A few minutes later, I received a text message saying "plane crashes into Al-Yarmuk arms factory". I was confused and our national television channel, Sudan TV, naturally, was airing a music show. I logged into twitter and began making phone calls to understand what had just happened.
Not far from the factory, a fellow journalist and newlywed had no more idea than I. She heard the sound of planes followed by the loudest noise she had ever heard. Her building shook, and in panic the young couple struggled to gather their important documents and flee the house. In the street, they found women wrapped in bedsheets covering their nightgowns. My friend told me people were trying to run towards the Nile, thinking it the safest refuge from whatever it was that was happening. The cynical ones said this was our introduction to judgment day.
Shortly after the airstrike and explosion, government officials announced on TV and radio that this was an internal explosion due to maintenance. They denied the airstrike; it was a figment of imagination on the part of thousands of people living there who insisted that they had seen and heard planes.

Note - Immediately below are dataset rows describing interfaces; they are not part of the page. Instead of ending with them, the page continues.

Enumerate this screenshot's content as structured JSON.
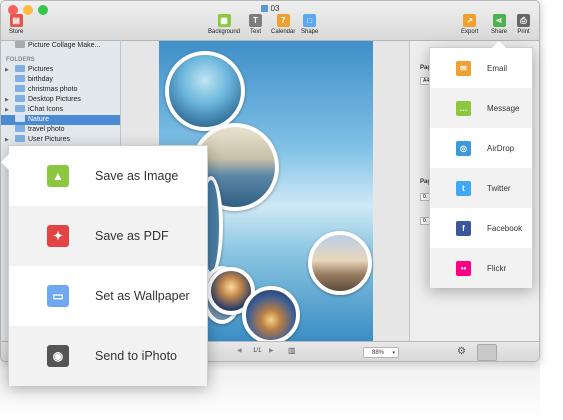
{
  "window": {
    "title": "03"
  },
  "toolbar": {
    "store": "Store",
    "background": "Background",
    "text": "Text",
    "calendar": "Calendar",
    "calendar_glyph": "7",
    "shape": "Shape",
    "export": "Export",
    "share": "Share",
    "print": "Print"
  },
  "sidebar": {
    "top_item": "Picture Collage Make...",
    "folders_header": "FOLDERS",
    "items": [
      "Pictures",
      "birthday",
      "christmas photo",
      "Desktop Pictures",
      "iChat Icons",
      "Nature",
      "travel photo",
      "User Pictures"
    ]
  },
  "right_panel": {
    "page_label_1": "Pag",
    "field_1": "A4",
    "page_label_2": "Pag",
    "field_2": "0.",
    "field_3": "0."
  },
  "bottom": {
    "page_indicator": "1/1",
    "zoom": "88%"
  },
  "save_menu": {
    "items": [
      {
        "label": "Save as Image",
        "icon": "image-icon",
        "color": "#8dc63f"
      },
      {
        "label": "Save as PDF",
        "icon": "pdf-icon",
        "color": "#e24444"
      },
      {
        "label": "Set as Wallpaper",
        "icon": "monitor-icon",
        "color": "#6fa8f0"
      },
      {
        "label": "Send to iPhoto",
        "icon": "camera-icon",
        "color": "#555555"
      }
    ]
  },
  "share_menu": {
    "items": [
      {
        "label": "Email",
        "icon": "email-icon",
        "color": "#f0a030"
      },
      {
        "label": "Message",
        "icon": "message-icon",
        "color": "#8dc63f"
      },
      {
        "label": "AirDrop",
        "icon": "airdrop-icon",
        "color": "#3b9ad9"
      },
      {
        "label": "Twitter",
        "icon": "twitter-icon",
        "color": "#3fa9f5"
      },
      {
        "label": "Facebook",
        "icon": "facebook-icon",
        "color": "#3b5998"
      },
      {
        "label": "Flickr",
        "icon": "flickr-icon",
        "color": "#ff0084"
      }
    ]
  }
}
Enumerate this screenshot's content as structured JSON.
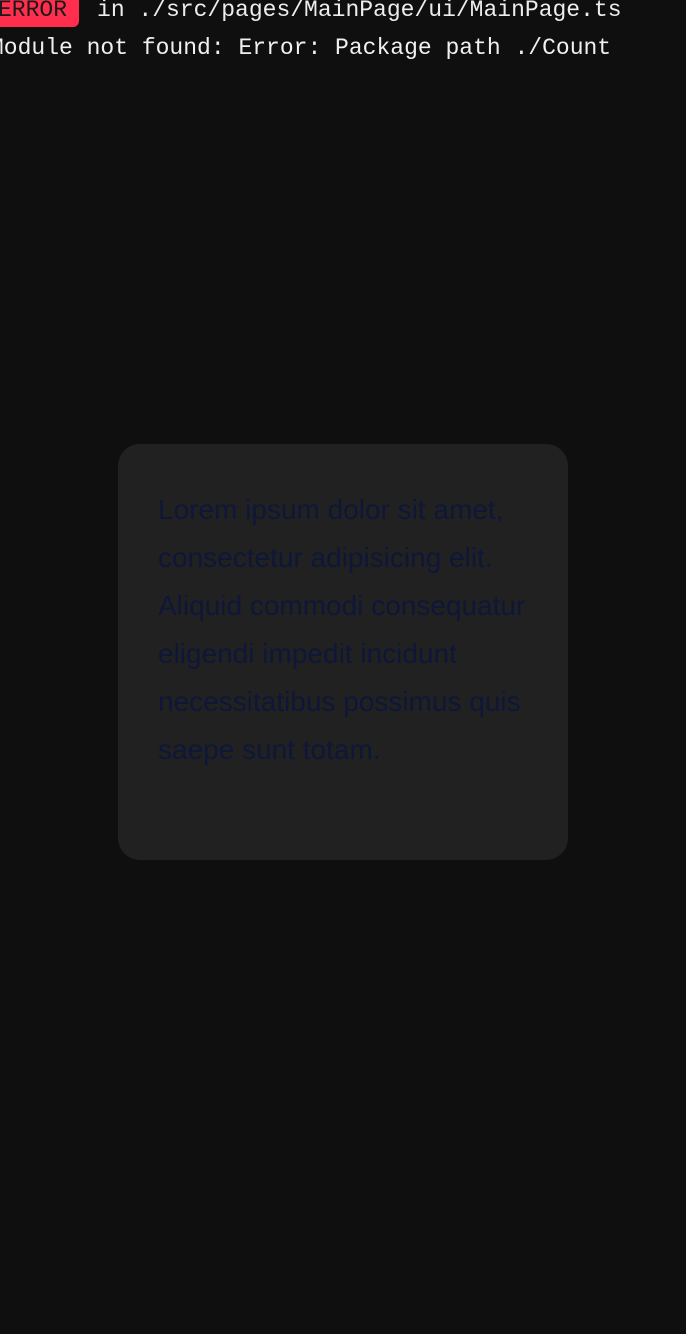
{
  "error_overlay": {
    "badge": "ERROR",
    "location": "in ./src/pages/MainPage/ui/MainPage.ts",
    "message": "Module not found: Error: Package path ./Count"
  },
  "card": {
    "text": "Lorem ipsum dolor sit amet, consectetur adipisicing elit. Aliquid commodi consequatur eligendi impedit incidunt necessitatibus possimus quis saepe sunt totam."
  },
  "colors": {
    "background": "#0f0f0f",
    "card_background": "#212121",
    "card_text": "#0e1738",
    "error_badge": "#ff2e4d"
  }
}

For years, the Sudanese government successfully rallied people around it in times of crisis, from the International Criminal Court's arrest warrant to the 2008 Darfur rebels invading Khartoum state and the recent conflict with South Sudan. However, this time, the public felt disconnected from the government's convoluted relations with other countries, and frustrated about the unnecessary loss of life and property damage. Although Israel has yet to confirm or deny this particular airstrike, since 2009, Israel has bombed Eastern Sudan for alleged arms smuggling to Gaza.
Emerging details remain confusing; we were told that the airstrikes were because the factory made weapons for Iran. The government, naturally, denied those allegations, and instead what happened was that they prohibited newspapers from writing about this issue. In fact, two years earlier, they temporarily suspended a newspaper for writing about a Khartoum-based factory that made weapons for Iran. So much for treating Sudanese people like adults.
So it was a sad Eid this year in Khartoum. A few days before the airstrike, sewage water exploded in Khartoum North, flooding houses. Just days later, it was the turn of people in Southern Khartoum who had a few sleepless nights when houses collapsed due to the airstrikes and subsequent explosion. Fires burst out again twice after the explosion, spreading fear and anger towards a government that had failed to take responsibility for what had happened.
Commenting on the ongoing fire at the factory, the spokesperson of the Sudanese army said that the firemen couldn't reach some trees the first time. Nobody really believes anything they are told.